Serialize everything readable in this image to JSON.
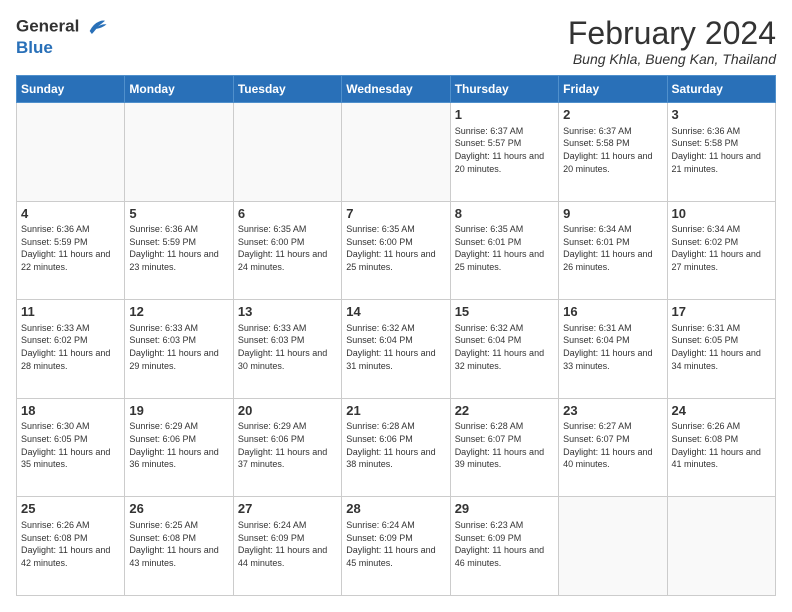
{
  "header": {
    "logo_line1": "General",
    "logo_line2": "Blue",
    "month_title": "February 2024",
    "location": "Bung Khla, Bueng Kan, Thailand"
  },
  "days_of_week": [
    "Sunday",
    "Monday",
    "Tuesday",
    "Wednesday",
    "Thursday",
    "Friday",
    "Saturday"
  ],
  "weeks": [
    [
      {
        "day": "",
        "info": ""
      },
      {
        "day": "",
        "info": ""
      },
      {
        "day": "",
        "info": ""
      },
      {
        "day": "",
        "info": ""
      },
      {
        "day": "1",
        "info": "Sunrise: 6:37 AM\nSunset: 5:57 PM\nDaylight: 11 hours and 20 minutes."
      },
      {
        "day": "2",
        "info": "Sunrise: 6:37 AM\nSunset: 5:58 PM\nDaylight: 11 hours and 20 minutes."
      },
      {
        "day": "3",
        "info": "Sunrise: 6:36 AM\nSunset: 5:58 PM\nDaylight: 11 hours and 21 minutes."
      }
    ],
    [
      {
        "day": "4",
        "info": "Sunrise: 6:36 AM\nSunset: 5:59 PM\nDaylight: 11 hours and 22 minutes."
      },
      {
        "day": "5",
        "info": "Sunrise: 6:36 AM\nSunset: 5:59 PM\nDaylight: 11 hours and 23 minutes."
      },
      {
        "day": "6",
        "info": "Sunrise: 6:35 AM\nSunset: 6:00 PM\nDaylight: 11 hours and 24 minutes."
      },
      {
        "day": "7",
        "info": "Sunrise: 6:35 AM\nSunset: 6:00 PM\nDaylight: 11 hours and 25 minutes."
      },
      {
        "day": "8",
        "info": "Sunrise: 6:35 AM\nSunset: 6:01 PM\nDaylight: 11 hours and 25 minutes."
      },
      {
        "day": "9",
        "info": "Sunrise: 6:34 AM\nSunset: 6:01 PM\nDaylight: 11 hours and 26 minutes."
      },
      {
        "day": "10",
        "info": "Sunrise: 6:34 AM\nSunset: 6:02 PM\nDaylight: 11 hours and 27 minutes."
      }
    ],
    [
      {
        "day": "11",
        "info": "Sunrise: 6:33 AM\nSunset: 6:02 PM\nDaylight: 11 hours and 28 minutes."
      },
      {
        "day": "12",
        "info": "Sunrise: 6:33 AM\nSunset: 6:03 PM\nDaylight: 11 hours and 29 minutes."
      },
      {
        "day": "13",
        "info": "Sunrise: 6:33 AM\nSunset: 6:03 PM\nDaylight: 11 hours and 30 minutes."
      },
      {
        "day": "14",
        "info": "Sunrise: 6:32 AM\nSunset: 6:04 PM\nDaylight: 11 hours and 31 minutes."
      },
      {
        "day": "15",
        "info": "Sunrise: 6:32 AM\nSunset: 6:04 PM\nDaylight: 11 hours and 32 minutes."
      },
      {
        "day": "16",
        "info": "Sunrise: 6:31 AM\nSunset: 6:04 PM\nDaylight: 11 hours and 33 minutes."
      },
      {
        "day": "17",
        "info": "Sunrise: 6:31 AM\nSunset: 6:05 PM\nDaylight: 11 hours and 34 minutes."
      }
    ],
    [
      {
        "day": "18",
        "info": "Sunrise: 6:30 AM\nSunset: 6:05 PM\nDaylight: 11 hours and 35 minutes."
      },
      {
        "day": "19",
        "info": "Sunrise: 6:29 AM\nSunset: 6:06 PM\nDaylight: 11 hours and 36 minutes."
      },
      {
        "day": "20",
        "info": "Sunrise: 6:29 AM\nSunset: 6:06 PM\nDaylight: 11 hours and 37 minutes."
      },
      {
        "day": "21",
        "info": "Sunrise: 6:28 AM\nSunset: 6:06 PM\nDaylight: 11 hours and 38 minutes."
      },
      {
        "day": "22",
        "info": "Sunrise: 6:28 AM\nSunset: 6:07 PM\nDaylight: 11 hours and 39 minutes."
      },
      {
        "day": "23",
        "info": "Sunrise: 6:27 AM\nSunset: 6:07 PM\nDaylight: 11 hours and 40 minutes."
      },
      {
        "day": "24",
        "info": "Sunrise: 6:26 AM\nSunset: 6:08 PM\nDaylight: 11 hours and 41 minutes."
      }
    ],
    [
      {
        "day": "25",
        "info": "Sunrise: 6:26 AM\nSunset: 6:08 PM\nDaylight: 11 hours and 42 minutes."
      },
      {
        "day": "26",
        "info": "Sunrise: 6:25 AM\nSunset: 6:08 PM\nDaylight: 11 hours and 43 minutes."
      },
      {
        "day": "27",
        "info": "Sunrise: 6:24 AM\nSunset: 6:09 PM\nDaylight: 11 hours and 44 minutes."
      },
      {
        "day": "28",
        "info": "Sunrise: 6:24 AM\nSunset: 6:09 PM\nDaylight: 11 hours and 45 minutes."
      },
      {
        "day": "29",
        "info": "Sunrise: 6:23 AM\nSunset: 6:09 PM\nDaylight: 11 hours and 46 minutes."
      },
      {
        "day": "",
        "info": ""
      },
      {
        "day": "",
        "info": ""
      }
    ]
  ]
}
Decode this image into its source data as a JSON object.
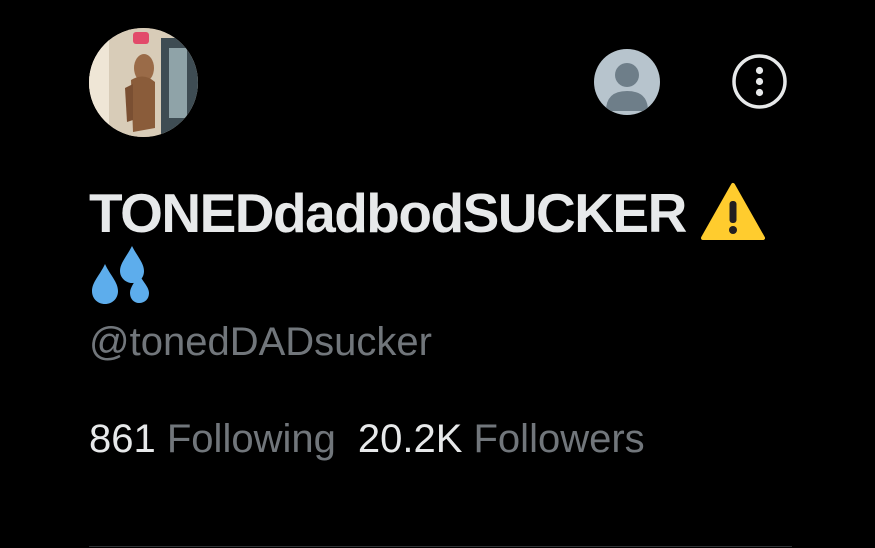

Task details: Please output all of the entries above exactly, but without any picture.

Answer to this task:
Serialize everything readable in this image to JSON.
{
  "header": {
    "logo_line1": "General",
    "logo_line2": "Blue",
    "month_title": "February 2024",
    "location": "Bung Khla, Bueng Kan, Thailand"
  },
  "days_of_week": [
    "Sunday",
    "Monday",
    "Tuesday",
    "Wednesday",
    "Thursday",
    "Friday",
    "Saturday"
  ],
  "weeks": [
    [
      {
        "day": "",
        "info": ""
      },
      {
        "day": "",
        "info": ""
      },
      {
        "day": "",
        "info": ""
      },
      {
        "day": "",
        "info": ""
      },
      {
        "day": "1",
        "info": "Sunrise: 6:37 AM\nSunset: 5:57 PM\nDaylight: 11 hours and 20 minutes."
      },
      {
        "day": "2",
        "info": "Sunrise: 6:37 AM\nSunset: 5:58 PM\nDaylight: 11 hours and 20 minutes."
      },
      {
        "day": "3",
        "info": "Sunrise: 6:36 AM\nSunset: 5:58 PM\nDaylight: 11 hours and 21 minutes."
      }
    ],
    [
      {
        "day": "4",
        "info": "Sunrise: 6:36 AM\nSunset: 5:59 PM\nDaylight: 11 hours and 22 minutes."
      },
      {
        "day": "5",
        "info": "Sunrise: 6:36 AM\nSunset: 5:59 PM\nDaylight: 11 hours and 23 minutes."
      },
      {
        "day": "6",
        "info": "Sunrise: 6:35 AM\nSunset: 6:00 PM\nDaylight: 11 hours and 24 minutes."
      },
      {
        "day": "7",
        "info": "Sunrise: 6:35 AM\nSunset: 6:00 PM\nDaylight: 11 hours and 25 minutes."
      },
      {
        "day": "8",
        "info": "Sunrise: 6:35 AM\nSunset: 6:01 PM\nDaylight: 11 hours and 25 minutes."
      },
      {
        "day": "9",
        "info": "Sunrise: 6:34 AM\nSunset: 6:01 PM\nDaylight: 11 hours and 26 minutes."
      },
      {
        "day": "10",
        "info": "Sunrise: 6:34 AM\nSunset: 6:02 PM\nDaylight: 11 hours and 27 minutes."
      }
    ],
    [
      {
        "day": "11",
        "info": "Sunrise: 6:33 AM\nSunset: 6:02 PM\nDaylight: 11 hours and 28 minutes."
      },
      {
        "day": "12",
        "info": "Sunrise: 6:33 AM\nSunset: 6:03 PM\nDaylight: 11 hours and 29 minutes."
      },
      {
        "day": "13",
        "info": "Sunrise: 6:33 AM\nSunset: 6:03 PM\nDaylight: 11 hours and 30 minutes."
      },
      {
        "day": "14",
        "info": "Sunrise: 6:32 AM\nSunset: 6:04 PM\nDaylight: 11 hours and 31 minutes."
      },
      {
        "day": "15",
        "info": "Sunrise: 6:32 AM\nSunset: 6:04 PM\nDaylight: 11 hours and 32 minutes."
      },
      {
        "day": "16",
        "info": "Sunrise: 6:31 AM\nSunset: 6:04 PM\nDaylight: 11 hours and 33 minutes."
      },
      {
        "day": "17",
        "info": "Sunrise: 6:31 AM\nSunset: 6:05 PM\nDaylight: 11 hours and 34 minutes."
      }
    ],
    [
      {
        "day": "18",
        "info": "Sunrise: 6:30 AM\nSunset: 6:05 PM\nDaylight: 11 hours and 35 minutes."
      },
      {
        "day": "19",
        "info": "Sunrise: 6:29 AM\nSunset: 6:06 PM\nDaylight: 11 hours and 36 minutes."
      },
      {
        "day": "20",
        "info": "Sunrise: 6:29 AM\nSunset: 6:06 PM\nDaylight: 11 hours and 37 minutes."
      },
      {
        "day": "21",
        "info": "Sunrise: 6:28 AM\nSunset: 6:06 PM\nDaylight: 11 hours and 38 minutes."
      },
      {
        "day": "22",
        "info": "Sunrise: 6:28 AM\nSunset: 6:07 PM\nDaylight: 11 hours and 39 minutes."
      },
      {
        "day": "23",
        "info": "Sunrise: 6:27 AM\nSunset: 6:07 PM\nDaylight: 11 hours and 40 minutes."
      },
      {
        "day": "24",
        "info": "Sunrise: 6:26 AM\nSunset: 6:08 PM\nDaylight: 11 hours and 41 minutes."
      }
    ],
    [
      {
        "day": "25",
        "info": "Sunrise: 6:26 AM\nSunset: 6:08 PM\nDaylight: 11 hours and 42 minutes."
      },
      {
        "day": "26",
        "info": "Sunrise: 6:25 AM\nSunset: 6:08 PM\nDaylight: 11 hours and 43 minutes."
      },
      {
        "day": "27",
        "info": "Sunrise: 6:24 AM\nSunset: 6:09 PM\nDaylight: 11 hours and 44 minutes."
      },
      {
        "day": "28",
        "info": "Sunrise: 6:24 AM\nSunset: 6:09 PM\nDaylight: 11 hours and 45 minutes."
      },
      {
        "day": "29",
        "info": "Sunrise: 6:23 AM\nSunset: 6:09 PM\nDaylight: 11 hours and 46 minutes."
      },
      {
        "day": "",
        "info": ""
      },
      {
        "day": "",
        "info": ""
      }
    ]
  ]
}
Decode this image into its source data as a JSON object.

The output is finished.